Brendon Costa wrote:
> With that sort of information, how long do others think it might take me
> to work on a port of rockbox if I say spend one or two hours a day on it?
As an example the Gigabeat F/X port took about a year from start to a
functioning Rockbox port, and the developers had datasheets for most of
the components, including the CPU. This was with about 3 or 4
developers working in their spare time on it.
I think the Sansa E200 port took about 8 months from the time of the
first contact from Sandisk offering a couple of free players to
developers, and the time the port got sound playback. The CPU/SoC in
the E200 (PP5024) is very similar to the other PortalPlayer SoCs
supported by Rockbox, although a lot of reverse-engineering had to be
done as well.
Unless you can find a datasheet for the STMP3600, you're going to have a
lot of reverse engineering to do. But on the bright side, the ARM core
is already a common target for Rockbox, so it won't be a port from scratch.
My advice would be to try and get other people interested - either
existing Rockbox developers who may be interested in working on new
targets, or (more likely to succeed) other skilled Sansa Express owners.
My observation of other ports is that the key to attracting other

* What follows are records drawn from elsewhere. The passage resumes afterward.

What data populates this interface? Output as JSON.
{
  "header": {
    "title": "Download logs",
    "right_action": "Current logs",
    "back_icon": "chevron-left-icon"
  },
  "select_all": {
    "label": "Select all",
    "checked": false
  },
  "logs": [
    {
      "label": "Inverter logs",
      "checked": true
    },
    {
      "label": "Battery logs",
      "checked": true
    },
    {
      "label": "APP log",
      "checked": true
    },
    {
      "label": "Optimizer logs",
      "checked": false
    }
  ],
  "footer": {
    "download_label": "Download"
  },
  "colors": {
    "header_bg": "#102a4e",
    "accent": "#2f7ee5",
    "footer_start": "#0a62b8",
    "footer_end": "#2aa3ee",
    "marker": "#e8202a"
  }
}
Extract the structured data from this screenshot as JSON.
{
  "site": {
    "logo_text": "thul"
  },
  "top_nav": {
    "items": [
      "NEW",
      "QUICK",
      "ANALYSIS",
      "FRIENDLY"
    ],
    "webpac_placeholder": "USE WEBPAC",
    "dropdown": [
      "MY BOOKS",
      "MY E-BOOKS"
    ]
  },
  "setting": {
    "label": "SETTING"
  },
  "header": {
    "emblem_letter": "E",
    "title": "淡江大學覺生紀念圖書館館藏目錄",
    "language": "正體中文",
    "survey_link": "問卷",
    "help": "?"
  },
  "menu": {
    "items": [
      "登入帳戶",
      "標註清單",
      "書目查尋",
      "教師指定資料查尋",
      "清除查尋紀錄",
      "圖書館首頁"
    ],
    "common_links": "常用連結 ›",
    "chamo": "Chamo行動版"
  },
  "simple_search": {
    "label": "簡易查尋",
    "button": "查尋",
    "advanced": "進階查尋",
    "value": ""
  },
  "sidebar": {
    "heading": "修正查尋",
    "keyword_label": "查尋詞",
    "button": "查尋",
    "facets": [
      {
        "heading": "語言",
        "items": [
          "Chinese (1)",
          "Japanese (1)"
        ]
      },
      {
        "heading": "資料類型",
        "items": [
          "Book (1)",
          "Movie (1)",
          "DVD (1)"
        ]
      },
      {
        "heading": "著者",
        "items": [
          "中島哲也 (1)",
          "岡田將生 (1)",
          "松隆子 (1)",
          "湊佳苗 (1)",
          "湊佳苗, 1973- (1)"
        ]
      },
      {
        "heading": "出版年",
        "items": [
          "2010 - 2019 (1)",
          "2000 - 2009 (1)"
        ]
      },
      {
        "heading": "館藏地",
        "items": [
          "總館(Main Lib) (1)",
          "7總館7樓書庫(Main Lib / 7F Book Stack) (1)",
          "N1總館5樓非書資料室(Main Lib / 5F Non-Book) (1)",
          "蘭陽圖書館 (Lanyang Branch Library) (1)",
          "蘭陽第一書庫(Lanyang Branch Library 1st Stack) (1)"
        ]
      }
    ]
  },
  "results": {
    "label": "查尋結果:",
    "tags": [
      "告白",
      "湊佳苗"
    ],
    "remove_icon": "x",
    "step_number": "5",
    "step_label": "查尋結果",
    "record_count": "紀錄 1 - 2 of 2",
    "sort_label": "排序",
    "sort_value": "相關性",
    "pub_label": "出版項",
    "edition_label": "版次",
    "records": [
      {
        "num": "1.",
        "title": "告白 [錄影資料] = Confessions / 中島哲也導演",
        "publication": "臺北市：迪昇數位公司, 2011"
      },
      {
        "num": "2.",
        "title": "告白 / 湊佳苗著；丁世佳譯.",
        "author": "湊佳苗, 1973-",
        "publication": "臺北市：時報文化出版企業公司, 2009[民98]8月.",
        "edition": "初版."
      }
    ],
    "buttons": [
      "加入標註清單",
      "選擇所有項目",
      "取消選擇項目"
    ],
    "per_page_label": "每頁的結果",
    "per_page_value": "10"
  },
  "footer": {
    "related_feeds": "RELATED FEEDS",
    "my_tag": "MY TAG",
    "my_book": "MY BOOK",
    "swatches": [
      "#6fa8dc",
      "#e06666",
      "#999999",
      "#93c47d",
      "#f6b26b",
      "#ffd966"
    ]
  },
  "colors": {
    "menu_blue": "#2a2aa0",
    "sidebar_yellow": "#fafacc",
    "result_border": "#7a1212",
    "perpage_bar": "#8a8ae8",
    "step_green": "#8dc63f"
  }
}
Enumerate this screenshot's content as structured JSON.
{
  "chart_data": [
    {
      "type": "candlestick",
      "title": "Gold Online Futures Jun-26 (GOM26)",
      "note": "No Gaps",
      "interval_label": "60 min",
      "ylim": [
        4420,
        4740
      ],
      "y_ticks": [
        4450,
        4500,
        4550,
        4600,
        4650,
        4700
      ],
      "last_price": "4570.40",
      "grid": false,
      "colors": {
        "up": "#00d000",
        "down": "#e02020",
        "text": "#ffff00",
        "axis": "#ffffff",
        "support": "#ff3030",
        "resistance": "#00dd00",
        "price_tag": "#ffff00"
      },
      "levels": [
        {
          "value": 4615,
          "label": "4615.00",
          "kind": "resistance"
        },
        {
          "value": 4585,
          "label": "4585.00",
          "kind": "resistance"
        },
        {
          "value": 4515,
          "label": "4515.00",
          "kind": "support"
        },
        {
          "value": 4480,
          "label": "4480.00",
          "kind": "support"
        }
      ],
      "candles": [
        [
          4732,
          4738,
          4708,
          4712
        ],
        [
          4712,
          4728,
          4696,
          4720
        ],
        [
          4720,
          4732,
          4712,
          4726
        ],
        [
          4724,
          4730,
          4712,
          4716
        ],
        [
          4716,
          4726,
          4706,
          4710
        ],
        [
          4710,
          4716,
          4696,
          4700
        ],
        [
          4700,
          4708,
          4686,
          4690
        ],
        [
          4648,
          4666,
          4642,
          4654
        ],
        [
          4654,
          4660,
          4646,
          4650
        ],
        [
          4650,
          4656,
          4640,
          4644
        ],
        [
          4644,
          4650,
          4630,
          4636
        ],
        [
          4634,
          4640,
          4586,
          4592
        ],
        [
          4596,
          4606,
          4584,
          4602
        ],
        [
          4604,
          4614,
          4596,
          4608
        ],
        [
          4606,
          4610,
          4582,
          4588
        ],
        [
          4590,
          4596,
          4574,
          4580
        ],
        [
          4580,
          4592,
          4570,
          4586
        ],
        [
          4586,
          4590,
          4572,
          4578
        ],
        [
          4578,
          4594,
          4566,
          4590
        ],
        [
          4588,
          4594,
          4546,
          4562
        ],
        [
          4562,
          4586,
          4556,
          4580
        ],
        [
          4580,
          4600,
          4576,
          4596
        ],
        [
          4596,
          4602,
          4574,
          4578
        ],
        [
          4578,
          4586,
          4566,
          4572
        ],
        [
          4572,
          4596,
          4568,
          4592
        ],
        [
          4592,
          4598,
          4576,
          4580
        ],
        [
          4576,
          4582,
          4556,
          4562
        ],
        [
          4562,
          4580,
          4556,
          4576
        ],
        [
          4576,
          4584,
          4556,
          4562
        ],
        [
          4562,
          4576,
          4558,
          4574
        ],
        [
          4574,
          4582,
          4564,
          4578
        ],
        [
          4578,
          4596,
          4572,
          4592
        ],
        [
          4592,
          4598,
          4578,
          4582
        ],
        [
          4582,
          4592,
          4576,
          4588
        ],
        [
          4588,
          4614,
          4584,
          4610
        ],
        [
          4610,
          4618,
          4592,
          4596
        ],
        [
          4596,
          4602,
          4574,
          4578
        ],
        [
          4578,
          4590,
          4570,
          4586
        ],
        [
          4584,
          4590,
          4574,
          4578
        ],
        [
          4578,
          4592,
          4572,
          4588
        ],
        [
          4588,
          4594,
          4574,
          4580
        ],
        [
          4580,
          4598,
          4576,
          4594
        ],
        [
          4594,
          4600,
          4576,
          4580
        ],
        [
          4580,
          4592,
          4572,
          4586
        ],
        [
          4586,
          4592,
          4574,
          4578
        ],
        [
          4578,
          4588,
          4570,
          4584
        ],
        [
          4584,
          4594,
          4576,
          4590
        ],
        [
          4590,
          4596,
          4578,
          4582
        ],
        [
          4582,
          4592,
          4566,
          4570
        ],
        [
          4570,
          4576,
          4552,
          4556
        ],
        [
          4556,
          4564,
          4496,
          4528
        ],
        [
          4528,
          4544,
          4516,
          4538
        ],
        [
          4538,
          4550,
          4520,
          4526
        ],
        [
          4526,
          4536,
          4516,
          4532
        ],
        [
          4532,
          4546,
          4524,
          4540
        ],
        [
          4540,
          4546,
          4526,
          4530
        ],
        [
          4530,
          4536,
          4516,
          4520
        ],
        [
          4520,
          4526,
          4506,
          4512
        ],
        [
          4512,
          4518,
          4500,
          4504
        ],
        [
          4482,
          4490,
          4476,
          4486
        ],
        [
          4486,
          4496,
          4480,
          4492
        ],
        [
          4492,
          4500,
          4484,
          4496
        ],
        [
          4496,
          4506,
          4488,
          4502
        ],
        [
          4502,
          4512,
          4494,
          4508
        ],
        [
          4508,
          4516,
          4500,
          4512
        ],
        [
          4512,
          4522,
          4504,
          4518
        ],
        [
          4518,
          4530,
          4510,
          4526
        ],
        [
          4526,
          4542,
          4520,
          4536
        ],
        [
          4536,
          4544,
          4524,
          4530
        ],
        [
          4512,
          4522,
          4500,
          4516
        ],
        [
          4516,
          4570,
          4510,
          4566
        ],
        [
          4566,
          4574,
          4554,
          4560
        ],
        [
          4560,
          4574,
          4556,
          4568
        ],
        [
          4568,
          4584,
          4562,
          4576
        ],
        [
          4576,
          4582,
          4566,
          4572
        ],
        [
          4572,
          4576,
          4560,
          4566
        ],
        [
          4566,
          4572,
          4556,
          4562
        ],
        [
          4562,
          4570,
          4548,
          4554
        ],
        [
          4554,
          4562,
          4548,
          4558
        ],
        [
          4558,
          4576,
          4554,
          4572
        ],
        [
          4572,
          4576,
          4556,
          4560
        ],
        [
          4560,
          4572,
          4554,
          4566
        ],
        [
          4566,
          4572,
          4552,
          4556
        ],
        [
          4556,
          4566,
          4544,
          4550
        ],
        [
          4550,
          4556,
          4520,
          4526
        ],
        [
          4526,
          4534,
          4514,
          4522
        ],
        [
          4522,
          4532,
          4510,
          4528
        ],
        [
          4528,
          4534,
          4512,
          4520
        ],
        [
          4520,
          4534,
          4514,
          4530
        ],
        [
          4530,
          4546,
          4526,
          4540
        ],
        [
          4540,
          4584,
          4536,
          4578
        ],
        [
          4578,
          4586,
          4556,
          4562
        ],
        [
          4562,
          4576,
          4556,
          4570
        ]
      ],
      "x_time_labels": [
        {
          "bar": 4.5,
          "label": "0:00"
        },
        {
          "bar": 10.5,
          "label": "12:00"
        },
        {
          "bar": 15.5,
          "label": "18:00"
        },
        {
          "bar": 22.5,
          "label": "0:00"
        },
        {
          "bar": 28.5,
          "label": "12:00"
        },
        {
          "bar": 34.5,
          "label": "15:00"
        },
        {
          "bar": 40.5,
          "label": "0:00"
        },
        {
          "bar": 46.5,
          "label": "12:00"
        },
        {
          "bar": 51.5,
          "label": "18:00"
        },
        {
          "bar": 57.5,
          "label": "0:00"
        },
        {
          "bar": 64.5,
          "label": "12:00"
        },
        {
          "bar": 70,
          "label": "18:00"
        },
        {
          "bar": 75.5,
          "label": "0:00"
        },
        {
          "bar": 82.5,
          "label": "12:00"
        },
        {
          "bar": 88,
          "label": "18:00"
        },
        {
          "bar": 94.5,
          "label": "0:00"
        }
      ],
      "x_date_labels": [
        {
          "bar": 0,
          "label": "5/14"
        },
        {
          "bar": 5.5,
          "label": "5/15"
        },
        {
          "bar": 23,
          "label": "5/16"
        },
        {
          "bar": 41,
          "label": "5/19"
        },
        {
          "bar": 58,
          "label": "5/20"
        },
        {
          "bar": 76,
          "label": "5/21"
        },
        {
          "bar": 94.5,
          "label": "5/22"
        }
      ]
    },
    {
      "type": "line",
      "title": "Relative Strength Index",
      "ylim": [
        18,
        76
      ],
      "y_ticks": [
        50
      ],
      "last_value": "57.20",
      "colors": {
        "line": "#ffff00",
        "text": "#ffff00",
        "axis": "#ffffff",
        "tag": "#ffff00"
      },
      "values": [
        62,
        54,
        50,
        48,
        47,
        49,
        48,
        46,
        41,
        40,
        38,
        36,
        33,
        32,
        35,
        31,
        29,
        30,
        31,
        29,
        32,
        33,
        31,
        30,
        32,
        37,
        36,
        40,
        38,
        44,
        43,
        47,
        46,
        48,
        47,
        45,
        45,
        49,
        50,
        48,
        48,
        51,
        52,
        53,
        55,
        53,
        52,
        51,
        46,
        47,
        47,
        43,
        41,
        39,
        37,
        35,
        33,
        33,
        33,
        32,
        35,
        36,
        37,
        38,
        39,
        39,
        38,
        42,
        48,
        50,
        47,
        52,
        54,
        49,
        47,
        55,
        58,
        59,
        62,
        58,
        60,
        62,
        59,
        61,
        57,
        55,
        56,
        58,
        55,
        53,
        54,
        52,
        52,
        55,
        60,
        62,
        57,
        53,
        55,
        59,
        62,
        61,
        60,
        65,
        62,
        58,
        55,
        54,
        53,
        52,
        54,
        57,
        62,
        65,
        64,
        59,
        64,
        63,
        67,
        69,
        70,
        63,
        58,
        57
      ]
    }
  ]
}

developers is to publish all your work on a website as early as
possible, and keep it up to date. It's worth the investment in your time.
And of course, read this wiki page (if you haven't found it already):
Received on 2007-09-01